> [TASK STATEMENT]:
Copy out all the lines in the records that include the word "Charset".

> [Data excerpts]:
----

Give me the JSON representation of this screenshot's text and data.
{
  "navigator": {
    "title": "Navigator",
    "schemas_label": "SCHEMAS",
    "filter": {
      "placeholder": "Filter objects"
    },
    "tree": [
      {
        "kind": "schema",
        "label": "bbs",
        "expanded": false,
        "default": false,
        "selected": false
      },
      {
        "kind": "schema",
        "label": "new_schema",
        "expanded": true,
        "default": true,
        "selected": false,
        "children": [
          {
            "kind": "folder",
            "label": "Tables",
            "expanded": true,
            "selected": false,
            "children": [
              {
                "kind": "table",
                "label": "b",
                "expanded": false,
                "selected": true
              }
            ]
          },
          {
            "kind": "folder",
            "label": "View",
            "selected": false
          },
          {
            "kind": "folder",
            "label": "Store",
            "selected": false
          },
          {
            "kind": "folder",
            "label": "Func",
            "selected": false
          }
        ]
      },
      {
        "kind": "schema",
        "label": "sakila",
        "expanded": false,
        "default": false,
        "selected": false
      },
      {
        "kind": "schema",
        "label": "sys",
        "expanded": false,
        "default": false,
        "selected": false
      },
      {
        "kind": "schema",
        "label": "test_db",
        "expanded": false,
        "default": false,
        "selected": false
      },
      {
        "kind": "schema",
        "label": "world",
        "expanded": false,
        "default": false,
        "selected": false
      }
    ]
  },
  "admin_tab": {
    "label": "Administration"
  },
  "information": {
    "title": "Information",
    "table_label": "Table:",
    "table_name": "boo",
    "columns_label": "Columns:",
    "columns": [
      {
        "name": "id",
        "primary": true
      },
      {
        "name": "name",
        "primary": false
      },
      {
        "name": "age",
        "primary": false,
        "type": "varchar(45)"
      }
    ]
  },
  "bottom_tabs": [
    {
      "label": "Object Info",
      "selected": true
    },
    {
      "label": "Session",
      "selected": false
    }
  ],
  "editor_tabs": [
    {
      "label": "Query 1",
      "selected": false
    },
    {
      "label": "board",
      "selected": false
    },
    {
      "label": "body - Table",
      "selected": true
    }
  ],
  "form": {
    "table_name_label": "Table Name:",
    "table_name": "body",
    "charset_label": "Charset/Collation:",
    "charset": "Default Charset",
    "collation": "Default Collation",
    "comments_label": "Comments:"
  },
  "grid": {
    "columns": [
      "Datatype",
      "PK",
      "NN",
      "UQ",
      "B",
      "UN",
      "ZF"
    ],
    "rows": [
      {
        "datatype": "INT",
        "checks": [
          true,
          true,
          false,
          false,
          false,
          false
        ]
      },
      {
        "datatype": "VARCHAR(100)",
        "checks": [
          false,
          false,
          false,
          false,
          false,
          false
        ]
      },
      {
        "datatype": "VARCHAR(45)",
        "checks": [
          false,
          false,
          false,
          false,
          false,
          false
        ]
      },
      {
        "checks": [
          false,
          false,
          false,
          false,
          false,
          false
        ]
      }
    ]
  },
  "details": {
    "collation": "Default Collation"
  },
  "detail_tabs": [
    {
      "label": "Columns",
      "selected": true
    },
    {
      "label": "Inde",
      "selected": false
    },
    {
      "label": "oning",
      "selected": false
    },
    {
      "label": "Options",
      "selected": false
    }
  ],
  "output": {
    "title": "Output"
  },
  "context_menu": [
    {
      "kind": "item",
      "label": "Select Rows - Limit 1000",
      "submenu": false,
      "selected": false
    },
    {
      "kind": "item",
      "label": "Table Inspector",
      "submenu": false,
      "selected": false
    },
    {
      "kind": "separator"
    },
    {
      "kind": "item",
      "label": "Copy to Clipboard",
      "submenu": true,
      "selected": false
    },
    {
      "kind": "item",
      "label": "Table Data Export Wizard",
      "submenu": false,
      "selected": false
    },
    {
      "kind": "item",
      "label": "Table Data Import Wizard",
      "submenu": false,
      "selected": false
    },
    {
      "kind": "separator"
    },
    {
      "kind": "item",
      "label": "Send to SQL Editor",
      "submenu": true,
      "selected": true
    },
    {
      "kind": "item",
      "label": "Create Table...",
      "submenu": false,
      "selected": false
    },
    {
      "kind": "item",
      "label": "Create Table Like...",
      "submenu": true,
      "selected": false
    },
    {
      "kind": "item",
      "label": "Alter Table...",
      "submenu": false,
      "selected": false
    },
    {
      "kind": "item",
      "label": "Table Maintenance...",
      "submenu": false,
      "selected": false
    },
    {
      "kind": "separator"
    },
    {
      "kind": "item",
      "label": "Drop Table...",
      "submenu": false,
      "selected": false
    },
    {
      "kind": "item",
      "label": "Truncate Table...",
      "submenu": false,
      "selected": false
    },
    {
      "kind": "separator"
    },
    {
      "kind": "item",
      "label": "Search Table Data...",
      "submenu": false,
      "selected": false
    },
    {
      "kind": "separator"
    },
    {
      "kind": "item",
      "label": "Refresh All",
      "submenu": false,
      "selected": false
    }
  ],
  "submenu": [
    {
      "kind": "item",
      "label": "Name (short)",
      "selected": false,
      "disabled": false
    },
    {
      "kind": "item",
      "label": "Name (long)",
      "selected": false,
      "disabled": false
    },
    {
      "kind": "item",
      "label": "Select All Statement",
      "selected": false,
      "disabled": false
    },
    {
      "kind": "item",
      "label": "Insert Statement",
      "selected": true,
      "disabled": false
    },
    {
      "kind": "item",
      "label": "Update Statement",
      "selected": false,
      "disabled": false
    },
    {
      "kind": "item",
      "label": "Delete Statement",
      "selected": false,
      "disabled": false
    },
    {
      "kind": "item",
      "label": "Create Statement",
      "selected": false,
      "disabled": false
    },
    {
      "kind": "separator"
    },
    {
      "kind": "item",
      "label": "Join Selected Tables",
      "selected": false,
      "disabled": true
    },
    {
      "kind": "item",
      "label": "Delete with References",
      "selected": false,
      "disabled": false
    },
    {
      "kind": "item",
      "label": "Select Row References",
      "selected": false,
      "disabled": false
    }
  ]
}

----

> [PROBLEM SOLUTION]:
    "charset_label": "Charset/Collation:",
    "charset": "Default Charset",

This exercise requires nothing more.